## Exercise details
Go through the entries below and return every line that contains "orig".

** Opening Listed entries block **

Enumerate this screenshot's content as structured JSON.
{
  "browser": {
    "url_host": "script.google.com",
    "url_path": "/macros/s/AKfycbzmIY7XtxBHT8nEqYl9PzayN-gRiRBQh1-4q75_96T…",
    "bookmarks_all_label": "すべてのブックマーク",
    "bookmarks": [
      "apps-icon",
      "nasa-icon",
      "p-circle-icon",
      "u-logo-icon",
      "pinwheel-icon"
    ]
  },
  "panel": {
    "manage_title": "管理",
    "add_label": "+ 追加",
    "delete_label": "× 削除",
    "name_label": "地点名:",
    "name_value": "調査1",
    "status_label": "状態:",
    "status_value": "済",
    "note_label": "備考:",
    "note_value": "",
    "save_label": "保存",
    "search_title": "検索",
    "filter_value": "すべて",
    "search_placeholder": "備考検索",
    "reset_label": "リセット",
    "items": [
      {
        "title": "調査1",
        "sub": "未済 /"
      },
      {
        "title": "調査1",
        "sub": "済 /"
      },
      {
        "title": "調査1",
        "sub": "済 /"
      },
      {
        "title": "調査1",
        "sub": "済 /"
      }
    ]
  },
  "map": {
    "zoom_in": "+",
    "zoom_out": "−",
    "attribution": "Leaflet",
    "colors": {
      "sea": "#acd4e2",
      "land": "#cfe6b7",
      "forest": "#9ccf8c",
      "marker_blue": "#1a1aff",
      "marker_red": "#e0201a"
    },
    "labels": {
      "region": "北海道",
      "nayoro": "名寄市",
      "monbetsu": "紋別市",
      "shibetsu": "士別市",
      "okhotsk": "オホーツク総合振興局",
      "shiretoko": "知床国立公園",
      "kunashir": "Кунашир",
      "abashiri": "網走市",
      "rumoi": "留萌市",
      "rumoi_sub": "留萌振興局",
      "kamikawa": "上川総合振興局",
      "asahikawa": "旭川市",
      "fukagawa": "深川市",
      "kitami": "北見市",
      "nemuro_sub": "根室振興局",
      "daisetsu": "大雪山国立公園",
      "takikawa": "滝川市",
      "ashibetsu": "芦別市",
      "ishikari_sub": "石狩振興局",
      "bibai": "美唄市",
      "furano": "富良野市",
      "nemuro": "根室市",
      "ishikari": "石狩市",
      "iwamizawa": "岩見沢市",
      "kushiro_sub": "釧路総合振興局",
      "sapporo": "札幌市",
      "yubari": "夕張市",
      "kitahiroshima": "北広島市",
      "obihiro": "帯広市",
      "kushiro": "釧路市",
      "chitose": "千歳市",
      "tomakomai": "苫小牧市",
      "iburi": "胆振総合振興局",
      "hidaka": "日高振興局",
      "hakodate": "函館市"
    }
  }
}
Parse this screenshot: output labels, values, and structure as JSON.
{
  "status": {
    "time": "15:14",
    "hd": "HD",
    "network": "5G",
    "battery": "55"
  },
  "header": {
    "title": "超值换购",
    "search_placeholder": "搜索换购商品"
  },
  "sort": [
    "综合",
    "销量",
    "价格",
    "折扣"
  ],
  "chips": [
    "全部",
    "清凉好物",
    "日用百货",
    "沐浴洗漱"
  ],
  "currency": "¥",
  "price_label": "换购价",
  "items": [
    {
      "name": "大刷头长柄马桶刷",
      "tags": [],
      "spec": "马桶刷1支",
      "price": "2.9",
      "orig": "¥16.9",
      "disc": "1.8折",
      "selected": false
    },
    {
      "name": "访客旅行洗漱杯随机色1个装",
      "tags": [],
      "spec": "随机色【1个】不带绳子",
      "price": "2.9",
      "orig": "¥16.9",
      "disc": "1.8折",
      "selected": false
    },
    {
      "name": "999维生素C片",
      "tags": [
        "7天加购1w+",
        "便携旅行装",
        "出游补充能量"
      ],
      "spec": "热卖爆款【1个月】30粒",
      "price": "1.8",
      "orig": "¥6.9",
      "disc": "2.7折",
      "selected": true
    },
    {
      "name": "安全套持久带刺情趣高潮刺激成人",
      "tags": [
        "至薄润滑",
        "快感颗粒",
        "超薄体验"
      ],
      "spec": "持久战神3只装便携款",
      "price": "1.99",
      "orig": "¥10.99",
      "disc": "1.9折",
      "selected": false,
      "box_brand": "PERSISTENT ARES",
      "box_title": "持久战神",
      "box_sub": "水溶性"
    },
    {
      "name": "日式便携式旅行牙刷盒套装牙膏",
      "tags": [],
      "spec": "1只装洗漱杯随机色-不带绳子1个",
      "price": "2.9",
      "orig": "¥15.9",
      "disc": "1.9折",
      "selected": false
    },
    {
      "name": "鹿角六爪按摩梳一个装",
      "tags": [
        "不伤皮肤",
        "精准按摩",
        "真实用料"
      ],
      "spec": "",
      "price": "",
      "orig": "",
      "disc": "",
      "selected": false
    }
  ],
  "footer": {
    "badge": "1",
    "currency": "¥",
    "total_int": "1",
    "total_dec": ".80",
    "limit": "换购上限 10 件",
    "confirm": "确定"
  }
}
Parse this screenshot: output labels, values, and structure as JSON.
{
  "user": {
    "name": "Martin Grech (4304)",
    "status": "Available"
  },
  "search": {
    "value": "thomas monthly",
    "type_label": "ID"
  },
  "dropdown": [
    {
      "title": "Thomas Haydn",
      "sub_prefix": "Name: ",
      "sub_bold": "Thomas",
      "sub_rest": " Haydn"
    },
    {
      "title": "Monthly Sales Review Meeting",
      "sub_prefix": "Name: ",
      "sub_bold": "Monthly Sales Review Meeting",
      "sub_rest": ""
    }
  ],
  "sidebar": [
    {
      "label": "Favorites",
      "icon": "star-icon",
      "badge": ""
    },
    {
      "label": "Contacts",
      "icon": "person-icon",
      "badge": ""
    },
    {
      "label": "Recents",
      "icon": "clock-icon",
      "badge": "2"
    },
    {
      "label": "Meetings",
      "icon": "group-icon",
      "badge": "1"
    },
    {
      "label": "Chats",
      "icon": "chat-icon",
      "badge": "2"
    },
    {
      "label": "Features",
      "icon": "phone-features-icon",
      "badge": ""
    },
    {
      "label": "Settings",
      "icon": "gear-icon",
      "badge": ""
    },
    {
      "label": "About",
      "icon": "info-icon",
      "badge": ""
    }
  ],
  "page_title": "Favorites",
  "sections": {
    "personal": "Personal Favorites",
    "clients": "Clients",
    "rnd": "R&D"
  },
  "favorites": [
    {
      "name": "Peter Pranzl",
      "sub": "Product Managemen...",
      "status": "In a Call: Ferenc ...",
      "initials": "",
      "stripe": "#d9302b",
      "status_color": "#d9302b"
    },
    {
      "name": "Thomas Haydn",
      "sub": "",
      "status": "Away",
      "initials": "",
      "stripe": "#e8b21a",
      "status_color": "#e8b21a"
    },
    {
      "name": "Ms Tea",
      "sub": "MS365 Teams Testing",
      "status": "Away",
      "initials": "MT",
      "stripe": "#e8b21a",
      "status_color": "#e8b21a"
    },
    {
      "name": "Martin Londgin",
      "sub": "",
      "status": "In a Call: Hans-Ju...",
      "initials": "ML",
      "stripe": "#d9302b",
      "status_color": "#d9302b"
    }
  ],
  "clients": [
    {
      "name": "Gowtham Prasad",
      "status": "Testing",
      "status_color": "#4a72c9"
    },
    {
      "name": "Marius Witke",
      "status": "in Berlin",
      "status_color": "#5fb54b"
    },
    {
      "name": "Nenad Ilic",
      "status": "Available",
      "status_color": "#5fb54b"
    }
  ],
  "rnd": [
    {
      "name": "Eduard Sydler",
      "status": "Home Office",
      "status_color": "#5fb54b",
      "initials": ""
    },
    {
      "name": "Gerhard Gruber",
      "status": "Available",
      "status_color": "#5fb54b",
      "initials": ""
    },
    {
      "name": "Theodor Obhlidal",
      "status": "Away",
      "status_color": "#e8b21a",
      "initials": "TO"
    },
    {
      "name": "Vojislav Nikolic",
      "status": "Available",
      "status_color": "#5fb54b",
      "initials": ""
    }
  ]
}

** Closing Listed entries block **

## Answer section
      "orig": "¥16.9",
      "orig": "¥16.9",
      "orig": "¥6.9",
      "orig": "¥10.99",
      "orig": "¥15.9",
      "orig": "",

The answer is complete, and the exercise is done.